  • Naturally sweet, so no salt is needed
  • This Chinese soup is rich in proteins and fiber

Any precautions?

  • The coconut isn’t the easiest thing to cut into thin strips, so if it’s too difficult, use larger chunks
  • Be sure to thoroughly clean the conch (ie: with either salt, cornstarch or a toothbrush)
  • The coconut meat is high in saturated fat and is high in cholesterol, so consume with caution
  • Use an oil scooper to remove the fattiness of the chicken meat in the soup

 

Sea Snail (Fresh)

Ingredient Name: Sea Snail, Conch, Gastropod

Traditional Chinese Name: 螺 (luó)

Another one of those ingredients that you don’t really see in soups growing up as a child – unless you happened to eat it, which our family did not.  It’s actually just as common to use the dried sea snail in soups (which are said to be more flavorful).  The meat itself doesn’t have much flavor, but like pork shank or pork bones, simply dip in a bit of high quality soy sauce and it’s pretty delicious.  The one thing I discovered while on my soup making adventure is that some ingredients cost a fortune!  So while some soups can eat out of your pocket, there are many that are economical.  Yes, that’s the concept of all Chinese cuisine right?

What is this?

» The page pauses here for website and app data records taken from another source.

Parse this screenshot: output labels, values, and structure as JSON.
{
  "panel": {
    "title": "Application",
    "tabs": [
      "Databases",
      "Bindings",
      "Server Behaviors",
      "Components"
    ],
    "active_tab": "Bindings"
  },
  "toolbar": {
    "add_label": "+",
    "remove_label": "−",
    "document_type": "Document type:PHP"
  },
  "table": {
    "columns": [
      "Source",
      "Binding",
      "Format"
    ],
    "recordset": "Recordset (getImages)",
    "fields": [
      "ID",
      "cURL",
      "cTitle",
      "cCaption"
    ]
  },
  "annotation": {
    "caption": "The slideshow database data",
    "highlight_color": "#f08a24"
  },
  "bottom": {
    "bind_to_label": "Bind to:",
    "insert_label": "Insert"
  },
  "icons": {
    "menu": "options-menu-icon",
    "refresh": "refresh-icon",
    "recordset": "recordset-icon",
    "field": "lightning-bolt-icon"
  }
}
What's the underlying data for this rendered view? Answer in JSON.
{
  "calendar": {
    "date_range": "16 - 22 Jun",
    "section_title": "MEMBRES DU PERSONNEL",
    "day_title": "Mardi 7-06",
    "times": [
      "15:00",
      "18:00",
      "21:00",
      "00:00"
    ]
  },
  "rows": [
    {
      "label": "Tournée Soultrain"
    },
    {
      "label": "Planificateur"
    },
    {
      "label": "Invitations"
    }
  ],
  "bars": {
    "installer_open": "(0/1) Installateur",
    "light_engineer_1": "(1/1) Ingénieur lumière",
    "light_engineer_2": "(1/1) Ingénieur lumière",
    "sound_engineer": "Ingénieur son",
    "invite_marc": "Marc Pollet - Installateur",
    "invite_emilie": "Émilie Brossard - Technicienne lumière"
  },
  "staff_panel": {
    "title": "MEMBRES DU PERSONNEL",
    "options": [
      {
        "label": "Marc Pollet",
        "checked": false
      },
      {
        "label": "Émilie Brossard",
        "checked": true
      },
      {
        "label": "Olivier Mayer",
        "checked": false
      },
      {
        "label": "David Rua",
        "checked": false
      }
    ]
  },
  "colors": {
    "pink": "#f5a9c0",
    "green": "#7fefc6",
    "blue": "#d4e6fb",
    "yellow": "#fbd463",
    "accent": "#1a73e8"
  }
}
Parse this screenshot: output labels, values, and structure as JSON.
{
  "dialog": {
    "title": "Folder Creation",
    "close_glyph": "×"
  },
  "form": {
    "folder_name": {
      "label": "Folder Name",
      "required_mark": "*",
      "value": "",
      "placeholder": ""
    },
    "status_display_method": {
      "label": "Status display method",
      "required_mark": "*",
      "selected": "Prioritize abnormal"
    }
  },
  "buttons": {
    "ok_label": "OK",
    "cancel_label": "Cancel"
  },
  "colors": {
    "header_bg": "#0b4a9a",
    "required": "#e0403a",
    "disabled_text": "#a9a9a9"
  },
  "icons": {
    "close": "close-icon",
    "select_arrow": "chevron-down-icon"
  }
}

  • Sea snails are medium-to-large sized snails which live in the sea
  • They are most popularly known for their large, empty conches which are popular decorative pieces and/or even instruments.  (Some claim that when you put your ear against an empty conch shell, you can hear the call of the ocean.)
  • All parts of the sea snail are edible
  • The meat is soft and chewy

How do I prepare it?

  • Wash and scrub clean (in fresh warm water)
  • Scald briefly in boiling water
  • With a sharp knife, cut off the shell face (hard flat plate)
  • Remove also the stomach by cutting the snail in the middle
  • Cut into thin slices for soup usage

Where can I buy this?

  • You can purchase this fresh from wet marts (although not readily common)
  • It is also available frozen in most supermarkets

What is the cost?

  • Frozen sea snails cost around $80-120 HKD each and vary in price depending on size and breed
  • Abalone is one type of sea snail which is popular and can be very expensive to buy

Any benefits?

  • According to traditional chinese medicine, sea snails are said to nourish the Yin and the kidneys and to improve eyesight
  • Excellent source of protein that is low in fat
  • Sea snails add little flavour to your soup, however this ingredient can provide a lot of texture, especially if you cut them into thin slices and slurp them down with your delicious chinese soup!

Any precautions?

  • Be sure to thoroughly clean them before usage